  5. In light of the issue of slow trials, the IACHA also recognizes the importance of a currently pending judicial reform. This reform addresses the organization of the work of The Supreme Court of Justice, as well as the processes for judicial appointments. This reform is highly favorable throughout Guatemala but has yet to be officially approved.
  6. The Guatemalan government has been working with human rights investigators to uncover incriminating evidence that has been scattered or hidden in over 80 million pages of documents. The nonprofit Benetech has been helping to organize and digitalize all documents that contain evidence against those accused of human rights violations. Benetech suspects that, during the war, police had participated in disappearances and assassinations, leading to even more document cover-ups.
  7. The U.N.-backed International Community Against Impunity in Guatemala, or CICIG, has also played a key role in prosecuting violent crimes and human rights abuses in the country. CICIG has worked with Attorney Generals, police and other government sectors “to investigate, prosecute and dismantle criminal organizations operating in the country.” The organization has made efforts to decrease violent crimes and extortion from gang-related violence and has acted as a key investigator in many high-profile assassinations in the country.

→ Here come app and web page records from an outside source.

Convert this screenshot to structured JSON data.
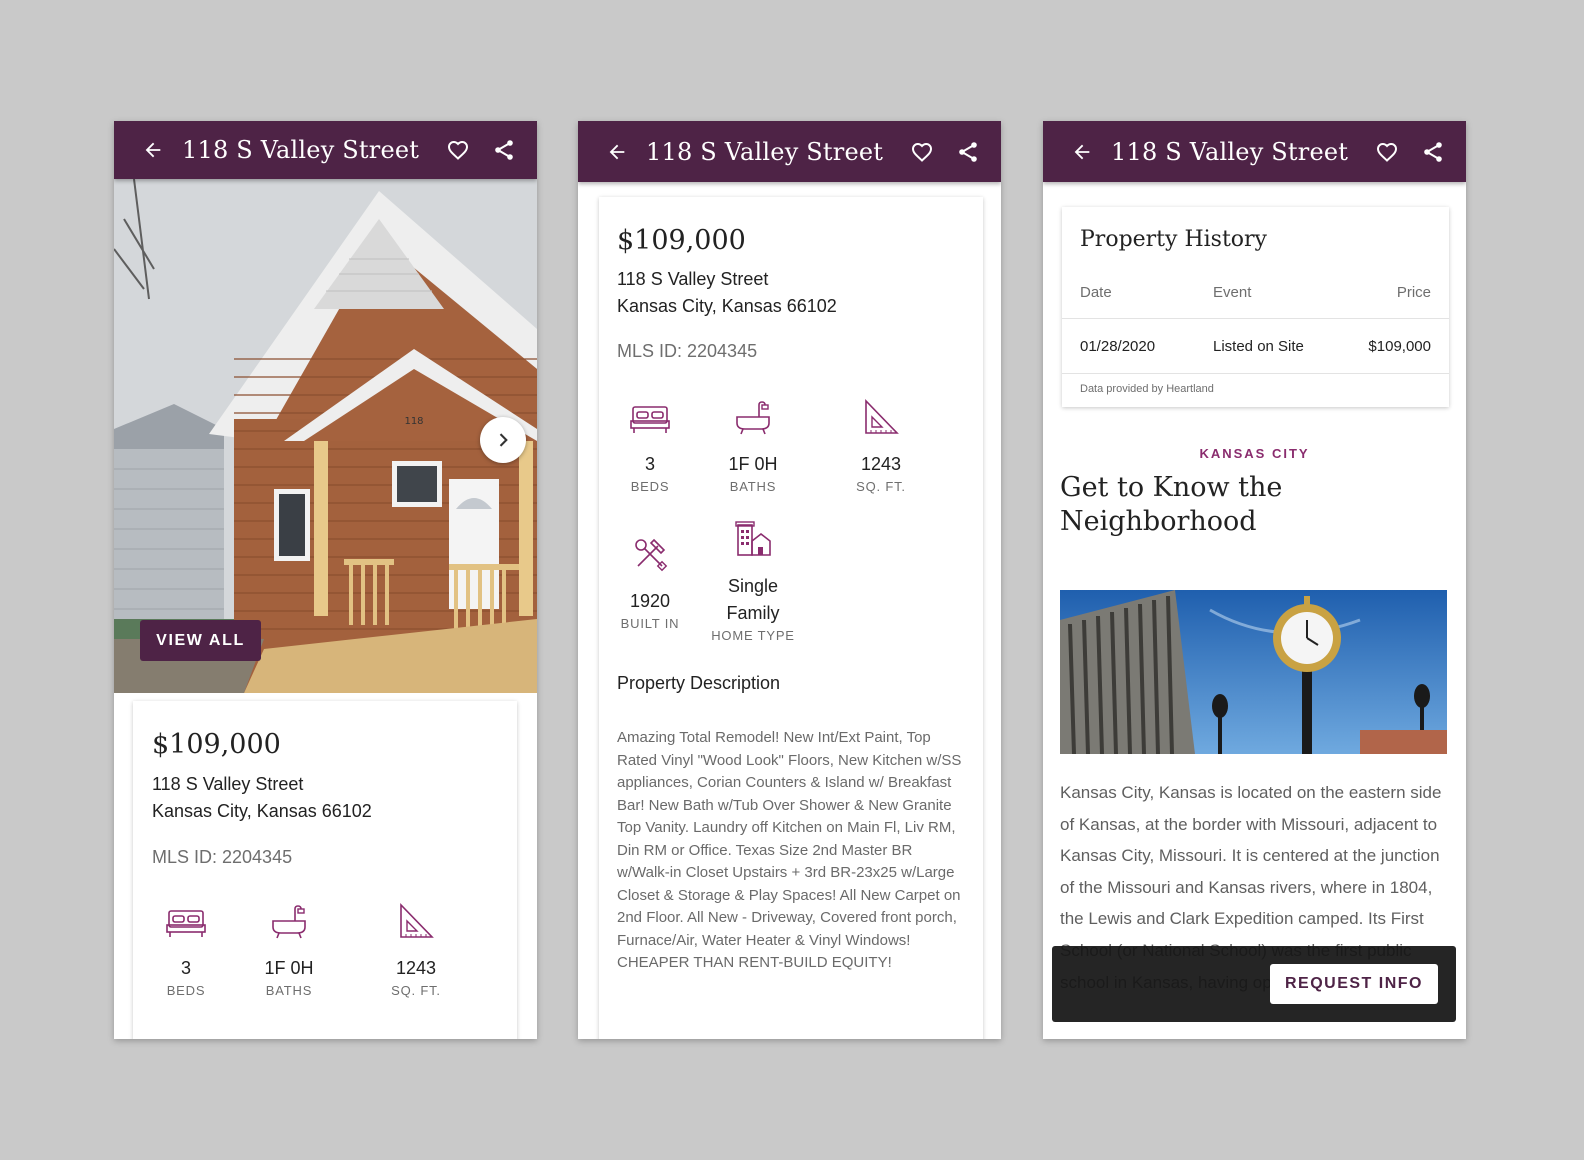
{
  "colors": {
    "primary": "#4e2346",
    "accent": "#8a2c6e",
    "background": "#c9c9c9"
  },
  "appbar": {
    "title": "118 S Valley Street",
    "back_icon": "arrow-left-icon",
    "favorite_icon": "heart-outline-icon",
    "share_icon": "share-icon"
  },
  "gallery": {
    "view_all_label": "VIEW ALL",
    "next_icon": "chevron-right-icon",
    "house_number": "118"
  },
  "listing": {
    "price": "$109,000",
    "address_line1": "118 S Valley Street",
    "address_line2": "Kansas City, Kansas 66102",
    "mls": "MLS ID: 2204345",
    "stats": {
      "beds": {
        "value": "3",
        "label": "BEDS",
        "icon": "bed-icon"
      },
      "baths": {
        "value": "1F 0H",
        "label": "BATHS",
        "icon": "bathtub-icon"
      },
      "sqft": {
        "value": "1243",
        "label": "SQ. FT.",
        "icon": "set-square-icon"
      },
      "built": {
        "value": "1920",
        "label": "BUILT IN",
        "icon": "hammer-wrench-icon"
      },
      "home_type": {
        "value_line1": "Single",
        "value_line2": "Family",
        "label": "HOME TYPE",
        "icon": "buildings-icon"
      }
    }
  },
  "description": {
    "title": "Property Description",
    "text": "Amazing Total Remodel! New Int/Ext Paint, Top Rated Vinyl \"Wood Look\" Floors, New Kitchen w/SS appliances, Corian Counters & Island w/ Breakfast Bar! New Bath w/Tub Over Shower & New Granite Top Vanity. Laundry off Kitchen on Main Fl, Liv RM, Din RM or Office. Texas Size 2nd Master BR w/Walk-in Closet Upstairs + 3rd BR-23x25 w/Large Closet & Storage & Play Spaces! All New Carpet on 2nd Floor. All New - Driveway, Covered front porch, Furnace/Air, Water Heater & Vinyl Windows! CHEAPER THAN RENT-BUILD EQUITY!"
  },
  "history": {
    "title": "Property History",
    "columns": [
      "Date",
      "Event",
      "Price"
    ],
    "rows": [
      {
        "date": "01/28/2020",
        "event": "Listed on Site",
        "price": "$109,000"
      }
    ],
    "footer": "Data provided by Heartland"
  },
  "neighborhood": {
    "label": "KANSAS CITY",
    "title_line1": "Get to Know the",
    "title_line2": "Neighborhood",
    "text": "Kansas City, Kansas is located on the eastern side of Kansas, at the border with Missouri, adjacent to Kansas City, Missouri. It is centered at the junction of the Missouri and Kansas rivers, where in 1804, the Lewis and Clark Expedition camped. Its First School (or National School) was the first public school in Kansas, having opened in"
  },
  "request": {
    "label": "REQUEST INFO"
  }
}
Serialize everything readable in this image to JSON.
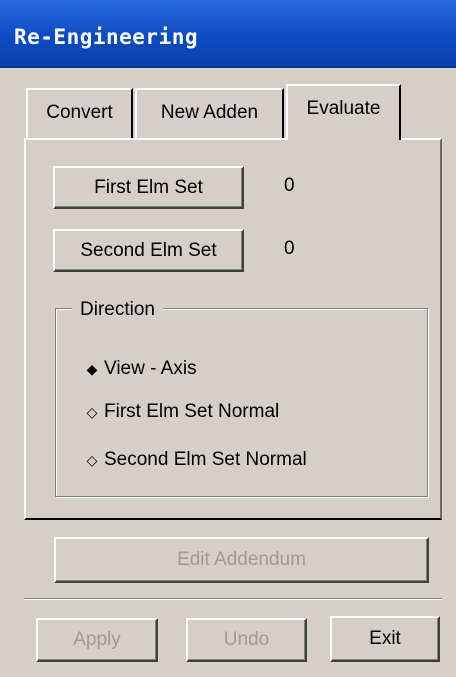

  8. Journalists have been some of the biggest targets of violence with several TV and newspaper journalists having been assassinated in recent years and many more have been victims of assassination attempts and death threats. The IACHR notes that the interior of the country is the most dangerous place for journalists and social communicators due to their overt commitment to combating corruption and abuses of power.
  9. Women’s and girls’ rights in Guatemala are also a human rights issue that has more notably come to light after the March 2017 fire that occurred in a government-run shelter killing 41 young girls. A room, only meant to hold 11, contained 56 girls locked in for the night without access to water or restrooms because they had been protesting sexual violence and poor living conditions within the facility. While court proceedings have begun against the officers who failed to release the girls during the fire, this tragedy brought to light the poor conditions for adolescents and women in Guatemala.
  10. In 2017, the US Congress approved $655 million in assistance as part of The Plan of the Alliance for Prosperity in the Northern Triangle, which intends to reduce incentives for those who want to emigrate from Honduras, El Salvador and Guatemala. This aid seeks to reduce violence, increase economic opportunities and strengthen governance, actively fighting corruption and impunity in the community.

These facts about human rights in Guatemala show that things have improved since the genocidal times of civil war, but many issues persist. The rights of indigenous people, journalists and minorities need more attention from the government. While Guatemala seeks justice for its past crimes with the aid of organizations like CICIG and Benetech, current human rights issues lack effective attention. With an improvement in economic opportunity and governance along with a decrease in impunity and corruption, Guatemala could significantly improve its human rights situation and experience a greater decrease in poverty and violent crimes.

– Matthew Cline
Photo: Flickr